But the real treat is Mickey Rooney as the faded film star, Preston Gilbert, ejected from Hollywood for his Mob associations. In a villa on a private island, with his deaf mother, companion Liz (he's her sugar-daddy) and his PR-man Dinuccio, semi-reclusive Gilbert lives the life of the wealthy idler reliving past glories by playing old 78s and corny soundbites from his Cagneyesque old gangster films, and inflicting practical jokes on unsuspecting tourists. Delightfully hamming it up, his poncing around in his skivvies [I creased-up at the double-mirror bit] and applying his toupée is a marvellous send-up of himself! With the Big Sleep approachin' Gilbert hires King to ghostwrite his lifestory plus a few revelations - "a death-rattle in paperpack, eh?" according to a sceptical King. Preston insists the book come with an opening quote from Samuel Goldwyn, "We all passed a lot of water since then."
Hodge's cutaway scenes show a nice eye for detail. Elections are due, so throughout there are street marches by elderly and not-very-impressive hangers-on of the New Front party of creepy law-and-order politician Prince Frank Cippola - a comment on then-topical real-life Prince Borghese and the quasi-establishment, certainly neo-Fascist, Spada movement. "The wizard ringing in," the dignified pain of ashamed former Partisan Signor Lepri, and the "retired gunman who drew too late - twice" supping cola at the 42nd Street Bar (King sits under a plaque saying Ave Maria) add to the quirky mystery.
Poignant are the closing scenes. Whilst King feverishly hammers out the imagined ending to his own ordeal (in which he rehashes passages from previous novels), Cippola's shooting-party have hounded a wild boar toward his shooting platform (in a scene that would be unacceptable today). Trapped in a dead-end, the wretched beast has nowhere to go. Safe from the boar's frantic attempts to charge the wire, it's an easy shot, no real competition. Having bagged his kill, unassailable aristocrat Cippola raises a glass of champagne to the camera. "I'll get you, you bastards ..." wails King, unable to scratch an itch ...

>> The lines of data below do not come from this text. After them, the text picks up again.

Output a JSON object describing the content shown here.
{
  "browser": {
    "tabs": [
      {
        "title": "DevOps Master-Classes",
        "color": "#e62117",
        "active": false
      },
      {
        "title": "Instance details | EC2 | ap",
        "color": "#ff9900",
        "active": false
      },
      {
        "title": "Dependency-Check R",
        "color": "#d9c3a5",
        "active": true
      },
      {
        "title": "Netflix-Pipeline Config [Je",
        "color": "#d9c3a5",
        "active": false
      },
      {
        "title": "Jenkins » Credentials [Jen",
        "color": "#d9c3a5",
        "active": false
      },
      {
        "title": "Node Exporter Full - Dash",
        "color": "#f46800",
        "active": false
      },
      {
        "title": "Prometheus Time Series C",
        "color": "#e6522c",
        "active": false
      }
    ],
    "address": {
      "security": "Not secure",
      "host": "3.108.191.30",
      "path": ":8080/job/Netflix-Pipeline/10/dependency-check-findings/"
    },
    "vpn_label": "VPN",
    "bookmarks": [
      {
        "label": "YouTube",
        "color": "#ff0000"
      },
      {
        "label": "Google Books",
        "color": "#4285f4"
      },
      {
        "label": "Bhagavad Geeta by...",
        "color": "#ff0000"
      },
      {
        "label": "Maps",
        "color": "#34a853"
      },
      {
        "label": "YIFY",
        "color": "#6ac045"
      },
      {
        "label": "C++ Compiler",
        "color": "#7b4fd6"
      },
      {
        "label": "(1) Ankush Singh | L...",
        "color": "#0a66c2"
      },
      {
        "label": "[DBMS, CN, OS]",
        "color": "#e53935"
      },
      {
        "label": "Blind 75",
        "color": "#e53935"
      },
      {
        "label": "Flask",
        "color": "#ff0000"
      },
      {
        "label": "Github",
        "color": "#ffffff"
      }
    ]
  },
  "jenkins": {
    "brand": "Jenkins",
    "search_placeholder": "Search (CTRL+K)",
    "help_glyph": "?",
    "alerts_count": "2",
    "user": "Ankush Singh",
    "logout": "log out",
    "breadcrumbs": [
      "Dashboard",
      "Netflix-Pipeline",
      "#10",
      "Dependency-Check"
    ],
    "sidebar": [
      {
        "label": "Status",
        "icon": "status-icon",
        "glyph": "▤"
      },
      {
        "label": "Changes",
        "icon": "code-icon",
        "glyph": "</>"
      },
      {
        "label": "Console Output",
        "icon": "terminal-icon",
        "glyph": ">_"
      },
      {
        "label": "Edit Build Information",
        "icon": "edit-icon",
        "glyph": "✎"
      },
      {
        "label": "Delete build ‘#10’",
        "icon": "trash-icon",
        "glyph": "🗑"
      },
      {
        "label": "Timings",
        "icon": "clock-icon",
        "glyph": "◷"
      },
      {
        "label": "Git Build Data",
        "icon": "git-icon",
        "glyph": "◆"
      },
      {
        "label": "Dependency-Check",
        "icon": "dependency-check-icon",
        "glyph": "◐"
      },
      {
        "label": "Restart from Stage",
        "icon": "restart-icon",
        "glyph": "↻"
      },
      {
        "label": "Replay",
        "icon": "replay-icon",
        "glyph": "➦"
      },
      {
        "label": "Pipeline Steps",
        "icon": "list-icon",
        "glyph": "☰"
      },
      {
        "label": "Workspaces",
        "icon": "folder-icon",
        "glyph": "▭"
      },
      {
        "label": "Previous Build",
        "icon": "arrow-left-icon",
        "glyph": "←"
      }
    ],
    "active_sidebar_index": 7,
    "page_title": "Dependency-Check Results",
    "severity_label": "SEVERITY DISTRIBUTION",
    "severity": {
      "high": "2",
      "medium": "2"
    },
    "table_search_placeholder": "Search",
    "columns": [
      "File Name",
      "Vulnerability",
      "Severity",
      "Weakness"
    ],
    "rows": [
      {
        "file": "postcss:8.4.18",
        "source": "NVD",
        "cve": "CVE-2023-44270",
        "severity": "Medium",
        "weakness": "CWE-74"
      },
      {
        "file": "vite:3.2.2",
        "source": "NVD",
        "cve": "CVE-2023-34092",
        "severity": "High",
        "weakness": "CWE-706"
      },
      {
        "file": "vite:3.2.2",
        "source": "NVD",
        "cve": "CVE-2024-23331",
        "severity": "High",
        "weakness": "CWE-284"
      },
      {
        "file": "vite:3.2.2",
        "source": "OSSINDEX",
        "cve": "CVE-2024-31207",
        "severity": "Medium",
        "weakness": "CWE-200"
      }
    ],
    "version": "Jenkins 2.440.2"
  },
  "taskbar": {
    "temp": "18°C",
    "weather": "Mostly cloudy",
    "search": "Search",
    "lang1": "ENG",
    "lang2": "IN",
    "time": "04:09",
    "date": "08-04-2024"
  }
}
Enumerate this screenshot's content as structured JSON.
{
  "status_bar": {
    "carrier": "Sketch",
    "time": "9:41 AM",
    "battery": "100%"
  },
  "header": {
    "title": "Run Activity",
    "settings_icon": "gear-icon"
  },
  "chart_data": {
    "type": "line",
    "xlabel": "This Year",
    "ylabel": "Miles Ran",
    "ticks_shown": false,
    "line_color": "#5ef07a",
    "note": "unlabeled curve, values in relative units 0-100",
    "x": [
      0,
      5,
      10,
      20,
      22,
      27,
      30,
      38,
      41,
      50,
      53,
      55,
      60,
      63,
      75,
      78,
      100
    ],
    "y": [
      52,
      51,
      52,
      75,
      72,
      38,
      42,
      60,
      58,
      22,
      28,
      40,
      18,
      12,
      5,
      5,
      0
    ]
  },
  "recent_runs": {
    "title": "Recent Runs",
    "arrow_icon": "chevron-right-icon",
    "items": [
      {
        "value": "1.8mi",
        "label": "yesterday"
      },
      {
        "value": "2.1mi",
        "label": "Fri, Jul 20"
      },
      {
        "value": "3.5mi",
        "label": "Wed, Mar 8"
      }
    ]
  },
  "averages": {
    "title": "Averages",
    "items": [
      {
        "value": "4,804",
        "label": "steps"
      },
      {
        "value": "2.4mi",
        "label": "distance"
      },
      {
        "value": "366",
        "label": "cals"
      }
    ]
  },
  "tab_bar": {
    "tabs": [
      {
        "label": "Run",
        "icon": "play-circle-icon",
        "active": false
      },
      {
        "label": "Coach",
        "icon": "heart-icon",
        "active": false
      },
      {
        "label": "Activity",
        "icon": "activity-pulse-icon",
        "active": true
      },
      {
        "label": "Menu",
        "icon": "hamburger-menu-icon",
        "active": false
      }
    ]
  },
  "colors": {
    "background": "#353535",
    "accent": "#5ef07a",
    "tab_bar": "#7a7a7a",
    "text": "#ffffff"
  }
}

Pity the only DVD 'extras' are subtitles in several foreign languages. But to fans it's still a gem.